What to produce
With pictures removed, print the listing exactly.

Input data
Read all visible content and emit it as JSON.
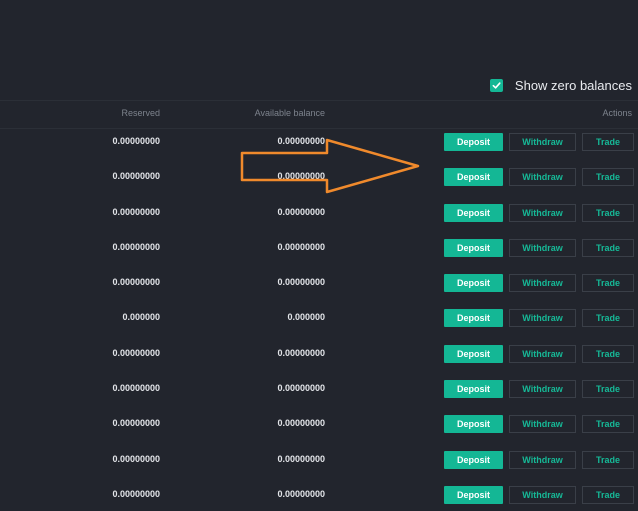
{
  "filters": {
    "show_zero_label": "Show zero balances",
    "show_zero_checked": true
  },
  "table": {
    "columns": {
      "reserved": "Reserved",
      "available": "Available balance",
      "actions": "Actions"
    },
    "rows": [
      {
        "reserved": "0.00000000",
        "available": "0.00000000"
      },
      {
        "reserved": "0.00000000",
        "available": "0.00000000"
      },
      {
        "reserved": "0.00000000",
        "available": "0.00000000"
      },
      {
        "reserved": "0.00000000",
        "available": "0.00000000"
      },
      {
        "reserved": "0.00000000",
        "available": "0.00000000"
      },
      {
        "reserved": "0.000000",
        "available": "0.000000"
      },
      {
        "reserved": "0.00000000",
        "available": "0.00000000"
      },
      {
        "reserved": "0.00000000",
        "available": "0.00000000"
      },
      {
        "reserved": "0.00000000",
        "available": "0.00000000"
      },
      {
        "reserved": "0.00000000",
        "available": "0.00000000"
      },
      {
        "reserved": "0.00000000",
        "available": "0.00000000"
      }
    ],
    "buttons": {
      "deposit": "Deposit",
      "withdraw": "Withdraw",
      "trade": "Trade"
    }
  },
  "colors": {
    "background": "#22252d",
    "accent": "#14b795",
    "annotation_arrow": "#f08a2c"
  },
  "icons": {
    "checkbox": "checkmark-icon",
    "annotation": "arrow-right-icon"
  }
}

Reply to the task
Read all visible content and emit it as JSON.
{
  "filters": {
    "show_zero_label": "Show zero balances",
    "show_zero_checked": true
  },
  "table": {
    "columns": {
      "reserved": "Reserved",
      "available": "Available balance",
      "actions": "Actions"
    },
    "rows": [
      {
        "reserved": "0.00000000",
        "available": "0.00000000"
      },
      {
        "reserved": "0.00000000",
        "available": "0.00000000"
      },
      {
        "reserved": "0.00000000",
        "available": "0.00000000"
      },
      {
        "reserved": "0.00000000",
        "available": "0.00000000"
      },
      {
        "reserved": "0.00000000",
        "available": "0.00000000"
      },
      {
        "reserved": "0.000000",
        "available": "0.000000"
      },
      {
        "reserved": "0.00000000",
        "available": "0.00000000"
      },
      {
        "reserved": "0.00000000",
        "available": "0.00000000"
      },
      {
        "reserved": "0.00000000",
        "available": "0.00000000"
      },
      {
        "reserved": "0.00000000",
        "available": "0.00000000"
      },
      {
        "reserved": "0.00000000",
        "available": "0.00000000"
      }
    ],
    "buttons": {
      "deposit": "Deposit",
      "withdraw": "Withdraw",
      "trade": "Trade"
    }
  },
  "colors": {
    "background": "#22252d",
    "accent": "#14b795",
    "annotation_arrow": "#f08a2c"
  },
  "icons": {
    "checkbox": "checkmark-icon",
    "annotation": "arrow-right-icon"
  }
}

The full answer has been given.